Around 2010, Schmidt picked up the second cat actor to play Keyboard Cat — another orange tabby named Bento. Schmidt made a new Keyboard Cat video — "Keyboard Cat REINCARNATED!" — but the concept remained much the same: Higher-res footage of Bento playing a new song with added rhythm and cutaways of his feet dancing. It was also around that same time that the Keyboard Cat brand diversified, adding merchandise and appearing in a Wonderful Pistachios TV ad, among other brand endorsements. 

All combined, Bento, Schmidt, and his team earned around $145,000 from Wonderful Pistachios alone, and the work didn't stop there. With money involved, Schmidt protected his Keyboard Cat IP. When Keyboard Cat showed up in the video game "Scribblenauts," he sued its publisher, Warner Bros., for copyright and trademark infringement. Representatives for Schmidt said settled "amicably," New York Magazine reported.

But alas, Bento the Keyboard Cat 2.0 died from cancer in 2018. Schmidt paid tribute to Bento's life in — what else? — a YouTube video.  That year, another web-based cat celebrity, Grumpy Cat, shared their condolences for Schmidt's on X, formerly Twitter. "Rest In Peace Keyboard Cat Bento," Grumpy Cat said.

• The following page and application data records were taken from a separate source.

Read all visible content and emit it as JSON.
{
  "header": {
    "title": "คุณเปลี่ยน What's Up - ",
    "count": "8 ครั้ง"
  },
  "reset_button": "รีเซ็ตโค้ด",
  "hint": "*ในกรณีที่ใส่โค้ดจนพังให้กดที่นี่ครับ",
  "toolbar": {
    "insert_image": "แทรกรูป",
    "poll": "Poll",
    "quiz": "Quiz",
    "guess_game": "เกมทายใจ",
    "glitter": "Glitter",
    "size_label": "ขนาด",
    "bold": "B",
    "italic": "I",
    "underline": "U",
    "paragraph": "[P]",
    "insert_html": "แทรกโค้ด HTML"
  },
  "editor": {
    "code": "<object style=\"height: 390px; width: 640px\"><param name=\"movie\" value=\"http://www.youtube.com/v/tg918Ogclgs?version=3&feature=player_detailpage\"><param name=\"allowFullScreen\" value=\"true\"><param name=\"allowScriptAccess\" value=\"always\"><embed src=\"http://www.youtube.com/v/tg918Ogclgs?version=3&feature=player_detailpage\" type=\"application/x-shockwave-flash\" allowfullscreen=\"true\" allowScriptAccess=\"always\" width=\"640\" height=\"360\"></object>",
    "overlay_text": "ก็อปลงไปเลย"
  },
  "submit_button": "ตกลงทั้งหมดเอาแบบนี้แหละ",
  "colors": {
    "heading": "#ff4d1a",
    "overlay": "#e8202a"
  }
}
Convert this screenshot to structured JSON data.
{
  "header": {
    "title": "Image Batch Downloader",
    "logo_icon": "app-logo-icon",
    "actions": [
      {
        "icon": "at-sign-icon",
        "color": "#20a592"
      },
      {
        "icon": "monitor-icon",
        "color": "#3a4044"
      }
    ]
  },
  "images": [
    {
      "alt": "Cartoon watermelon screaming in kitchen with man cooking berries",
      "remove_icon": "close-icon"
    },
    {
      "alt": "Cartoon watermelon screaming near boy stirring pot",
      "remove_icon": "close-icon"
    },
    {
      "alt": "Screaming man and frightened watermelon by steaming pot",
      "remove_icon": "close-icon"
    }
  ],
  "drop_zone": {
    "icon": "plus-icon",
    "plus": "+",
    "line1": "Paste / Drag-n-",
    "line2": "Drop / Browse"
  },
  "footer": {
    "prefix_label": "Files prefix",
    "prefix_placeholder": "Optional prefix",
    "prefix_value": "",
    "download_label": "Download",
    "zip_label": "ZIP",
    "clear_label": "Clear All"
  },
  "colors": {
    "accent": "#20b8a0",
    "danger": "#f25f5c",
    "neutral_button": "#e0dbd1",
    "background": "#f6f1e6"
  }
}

Keyboard Cat 3.0

On the possibility that Keyboard Cat might reemerge in a third incarnation, Mike Schmidt told The Washington Post in 2018, "I'm not doing any dating right now with cats, but it can happen." As it turned out, Schmidt had already adopted Bento's replacement — another orange tabby named Skinny. One year later, Schmidt told The Spokesman-Review, "[Skinny's] been patient all these years and watched Bento be famous and get all the attention and now he's really stepping up to the plate." Schmidt even spoke of the training process, saying, "It's on another level of cuteness or excitement or surprise because it's a cat not a dog, because we're used to dogs repeating behavior. But we all know that cats are nuts. They're smarter than us, that much is for sure."

Keyboard Cat's third feline actor premiered in a 2019 YouTube clip called "Keyboard Cat 3.0, meet 'Skinny.'" In the comments, brian9670 wrote, "Keyboard Cat is not simply one cat, but a spirit that inhabits only the most worthy to carry on the honor." In 2023, the folks behind the Keyboard Cat YouTube channel seemed to introduce yet another orange tabby named Arlo in a video featuring retro 1980s-style Keyboard Cat music. According to the video, Arlo is Skinny's cousin and was taking piano lessons. Skinny's whereabouts were unclear, nor was it clear if Arlo might tickle the ivories in Keyboard Cat videos going forward.

As of 2023, Schmidt's original Keyboard Cat video had clocked around 73 million views on YouTube, and the brand's online store remained chock-full of related merchandise.